On February 9, officials with the Electric Reliability Council of Texas, the state’s electric grid regulator, recognized historically low winter temperatures, snow, sleet, and freezing rain were approaching. What followed in the next week has contributed to dozens of deaths, food shortages, and confusion as to how it all happened.
Texas is powered on a separate electric grid, unlike the rest of the country which shares power through a network of grids. Without the capability of bringing in electricity from neighboring states, like others do during emergencies, Texas, one of the energy centers of the world, was left in the dark during the historically freezing weather.
At the beginning of the month, forecasters in the state monitored the movement of the storm front that came in from the north and west, warning that low temperatures, winter precipitation, and dangerous conditions were expected at least a week before the storm arrived.
The dangerous weather conditions caused a 130-car pile up in Fort Worth left six people dead on February 11. Several other multi-vehicle accidents were reported in the state. The following day (February 12), Texas Governor Greg Abbott issued a disaster declaration in all 254 counties.
As early as February 14, ERCOT began asking consumers to conserve energy as much as possible because the weather created a “record-breaking demand on the power grid.”
The Grid Went Offline
Early Monday morning (February 15), ERCOT initiated rolling blackouts to attempt to preserve power and prevent a “catastrophic blackout.” The blackouts lasted, however due to technical difficulties and high demand, leaving millions without power or heat in frigid temperatures. The state’s system, which uses primarily natural gas, did not have enough energy generation to keep up with the demand placed on the electrical grid.
Before the grid went offline, ERCOT officials did little to actually prepare for the weather conditions. A report by KSAT found that ERCOT board members had only spent 40 seconds discussing plans for the winter storm. At least five of those board members, who do not live in Texas, have resigned in the aftermath of the storm that left several dead.
Millions Without Power Or Water
Some residents reported temperatures below freezing inside of their homes. Unfortunately, several deaths were reported in connection with the conditions as families and individuals desperately struggled to find any means to stay warm. Some residents went without power or water for over a week, with many still waiting for water to return to their homes as repairs are underway.
On Top Of A Pandemic

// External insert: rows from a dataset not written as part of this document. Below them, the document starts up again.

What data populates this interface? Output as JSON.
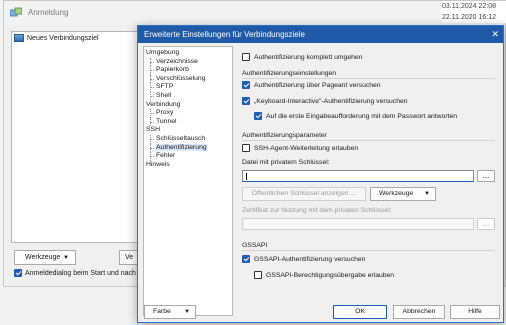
{
  "background_window": {
    "title": "Anmeldung",
    "dates": [
      "03.11.2024 22:08",
      "22.11.2020 16:12"
    ],
    "site_list": {
      "item": "Neues Verbindungsziel"
    },
    "tools_button": "Werkzeuge",
    "version_button_partial": "Ve",
    "startup_checkbox": {
      "label": "Anmeldedialog beim Start und nach Sch",
      "checked": true
    }
  },
  "dialog": {
    "title": "Erweiterte Einstellungen für Verbindungsziele",
    "window_buttons": {
      "minimize": "—",
      "close": "✕"
    },
    "tree": [
      {
        "label": "Umgebung",
        "level": 0
      },
      {
        "label": "Verzeichnisse",
        "level": 1
      },
      {
        "label": "Papierkorb",
        "level": 1
      },
      {
        "label": "Verschlüsselung",
        "level": 1
      },
      {
        "label": "SFTP",
        "level": 1
      },
      {
        "label": "Shell",
        "level": 1
      },
      {
        "label": "Verbindung",
        "level": 0
      },
      {
        "label": "Proxy",
        "level": 1
      },
      {
        "label": "Tunnel",
        "level": 1
      },
      {
        "label": "SSH",
        "level": 0
      },
      {
        "label": "Schlüsseltausch",
        "level": 1
      },
      {
        "label": "Authentifizierung",
        "level": 1,
        "selected": true
      },
      {
        "label": "Fehler",
        "level": 1
      },
      {
        "label": "Hinweis",
        "level": 0
      }
    ],
    "bypass_auth": {
      "label": "Authentifizierung komplett umgehen",
      "checked": false
    },
    "auth_settings": {
      "title": "Authentifizierungseinstellungen",
      "pageant": {
        "label": "Authentifizierung über Pageant versuchen",
        "checked": true
      },
      "keyboard_interactive": {
        "label": "„Keyboard-Interactive\"-Authentifizierung versuchen",
        "checked": true
      },
      "password_first": {
        "label": "Auf die erste Eingabeaufforderung mit dem Passwort antworten",
        "checked": true
      }
    },
    "auth_params": {
      "title": "Authentifizierungsparameter",
      "agent_forwarding": {
        "label": "SSH-Agent-Weiterleitung erlauben",
        "checked": false
      },
      "private_key_label": "Datei mit privatem Schlüssel:",
      "private_key_value": "",
      "browse_button": "...",
      "show_public_key_button": "Öffentlichen Schlüssel anzeigen ...",
      "tools_button": "Werkzeuge",
      "certificate_label": "Zertifikat zur Nutzung mit dem privaten Schlüssel:",
      "certificate_browse": "..."
    },
    "gssapi": {
      "title": "GSSAPI",
      "auth": {
        "label": "GSSAPI-Authentifizierung versuchen",
        "checked": true
      },
      "delegation": {
        "label": "GSSAPI-Berechtigungsübergabe erlauben",
        "checked": false
      }
    },
    "footer": {
      "color_button": "Farbe",
      "ok_button": "OK",
      "cancel_button": "Abbrechen",
      "help_button": "Hilfe"
    }
  }
}
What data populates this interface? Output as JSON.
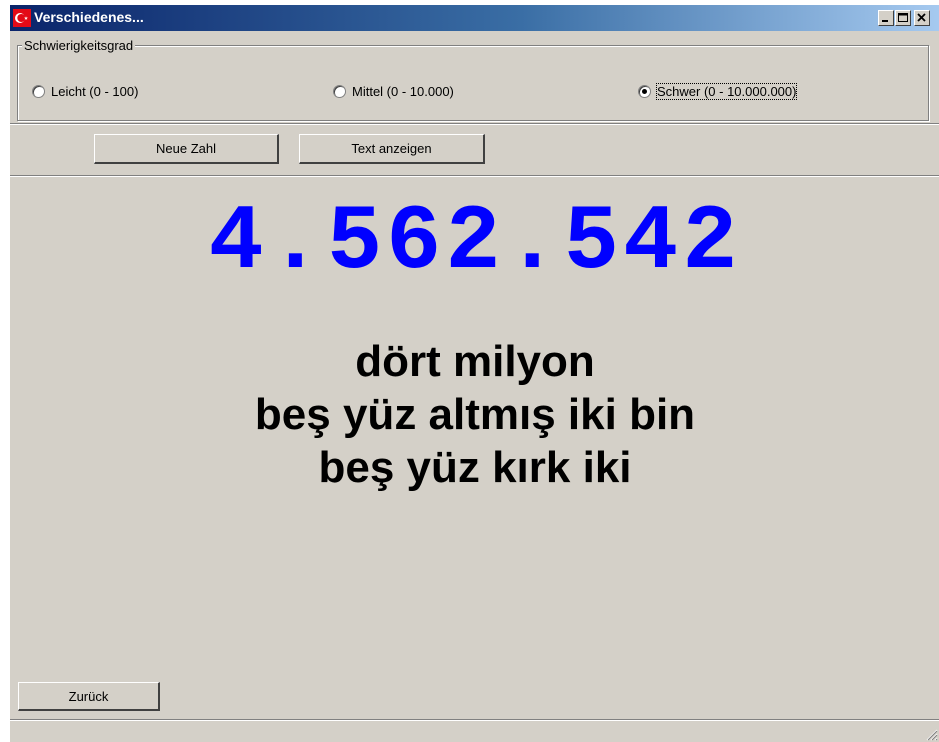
{
  "window": {
    "title": "Verschiedenes...",
    "controls": {
      "minimize": "minimize",
      "maximize": "maximize",
      "close": "close"
    }
  },
  "difficulty": {
    "legend": "Schwierigkeitsgrad",
    "options": [
      {
        "label": "Leicht (0 - 100)",
        "selected": false
      },
      {
        "label": "Mittel (0 - 10.000)",
        "selected": false
      },
      {
        "label": "Schwer (0 - 10.000.000)",
        "selected": true
      }
    ]
  },
  "toolbar": {
    "new_number_label": "Neue Zahl",
    "show_text_label": "Text anzeigen"
  },
  "display": {
    "number": "4.562.542",
    "number_color": "#0000ff",
    "words": [
      "dört milyon",
      "beş yüz altmış iki bin",
      "beş yüz kırk iki"
    ]
  },
  "footer": {
    "back_label": "Zurück"
  },
  "icons": {
    "app": "turkish-flag-icon",
    "grip": "resize-grip-icon"
  },
  "colors": {
    "titlebar_start": "#0a246a",
    "titlebar_end": "#a6caf0",
    "face": "#d4d0c8"
  }
}
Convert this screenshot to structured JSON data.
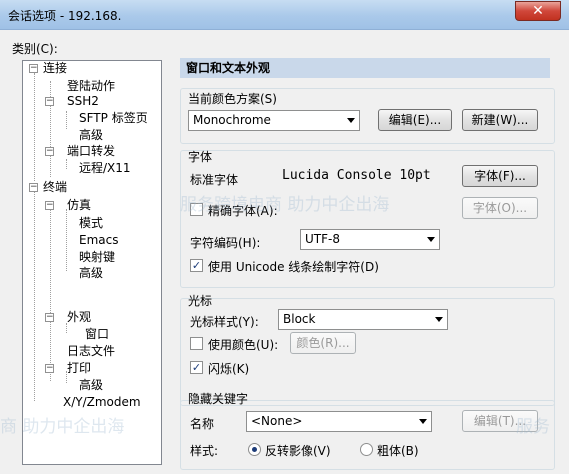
{
  "window": {
    "title": "会话选项 - 192.168.",
    "close_glyph": "✕"
  },
  "category_label": "类别(C):",
  "tree": {
    "connection": "连接",
    "login_actions": "登陆动作",
    "ssh2": "SSH2",
    "sftp_tab": "SFTP 标签页",
    "advanced1": "高级",
    "port_forwarding": "端口转发",
    "remote_x11": "远程/X11",
    "terminal": "终端",
    "emulation": "仿真",
    "modes": "模式",
    "emacs": "Emacs",
    "mapped_keys": "映射键",
    "advanced2": "高级",
    "appearance": "外观",
    "window": "窗口",
    "log_file": "日志文件",
    "printing": "打印",
    "advanced3": "高级",
    "xymodem": "X/Y/Zmodem"
  },
  "panel": {
    "header": "窗口和文本外观",
    "color_scheme_label": "当前颜色方案(S)",
    "color_scheme_value": "Monochrome",
    "edit_button": "编辑(E)...",
    "new_button": "新建(W)...",
    "font_section": "字体",
    "normal_font_label": "标准字体",
    "normal_font_value": "Lucida Console 10pt",
    "font_button": "字体(F)...",
    "precise_font_label": "精确字体(A):",
    "font_button2": "字体(O)...",
    "encoding_label": "字符编码(H):",
    "encoding_value": "UTF-8",
    "unicode_line_label": "使用 Unicode 线条绘制字符(D)",
    "cursor_section": "光标",
    "cursor_style_label": "光标样式(Y):",
    "cursor_style_value": "Block",
    "use_color_label": "使用颜色(U):",
    "color_button": "颜色(R)...",
    "blink_label": "闪烁(K)",
    "hotkey_section": "隐藏关键字",
    "name_label": "名称",
    "name_value": "<None>",
    "edit_button2": "编辑(T)...",
    "style_label": "样式:",
    "reverse_video_label": "反转影像(V)",
    "bold_label": "粗体(B)"
  },
  "watermark": {
    "text1": "服务跨境电商 助力中企出海",
    "text2": "商 助力中企出海",
    "text3": "服务"
  },
  "colors": {
    "header_bg": "#c9d8ea",
    "check_mark": "#1c3b78"
  }
}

The storm in Texas only compounded coronavirus pandemic-related problems for communities already devastated by COVID-19. Hospitals struggled to maintain a water supply, and food insecurity surged as millions of households had to throw away supplies spoiled without electricity.
For Black Texans and Texans of color, the disproportionate burden from the pandemic was intensified as early reports indicate rolling blackouts impacted Black communities and communities of color first and for longer periods of time, a byproduct of the nation’s history of environmental racism.
People seeking shelter in the state’s warming shelter also put themselves at risk for contracting the virus, gathering with others they may have not otherwise been in contact with.
Vaccination sites in the state were also shut down, delaying appointments for those looking to get the shot.
Several Texans have reported receiving astronomical utility bills from their power companies in the days following the storm, some totaling more than $10,000. The state allows utility providers to offer fluctuating prices, which is helpful when demand is low, however with the exponentially increased demand during the storm, some are left wondering if they’ll be responsible for paying the massive totals.
Some residents had the money automatically withdrawn from their accounts since they had their bill set up on auto pay, adding to the financial burden already in place amid the pandemic.
What Happens Now?
Hearings started Thursday (February 25) in the Texas House of Representatives to determine what specific breakdowns occurred within ERCOT and other power company executives. The first day lasted 15 hours.
In the meantime, families are rebuilding homes, waiting on plumbers to fix damaged or bursted pipes, and regaining their footing following the blackouts.
President Joe Biden approved emergency funding through FEMA to be sent to Texas. President Biden and First Lady Dr. Jill Biden made their way to the Lone Star State on Friday (February 26) to meet with state leaders. Dr. Biden is expected to visit the Houston Food Bank, where demand has increased in the wake of the storm.
Advocates are calling for upgrades, preparations, winterizing systems at the state level. For households and communities, getting and staying prepared for extreme weather conditions has gotten renewed attention, as many do not want to experience anything similar again.
Photos: Getty Images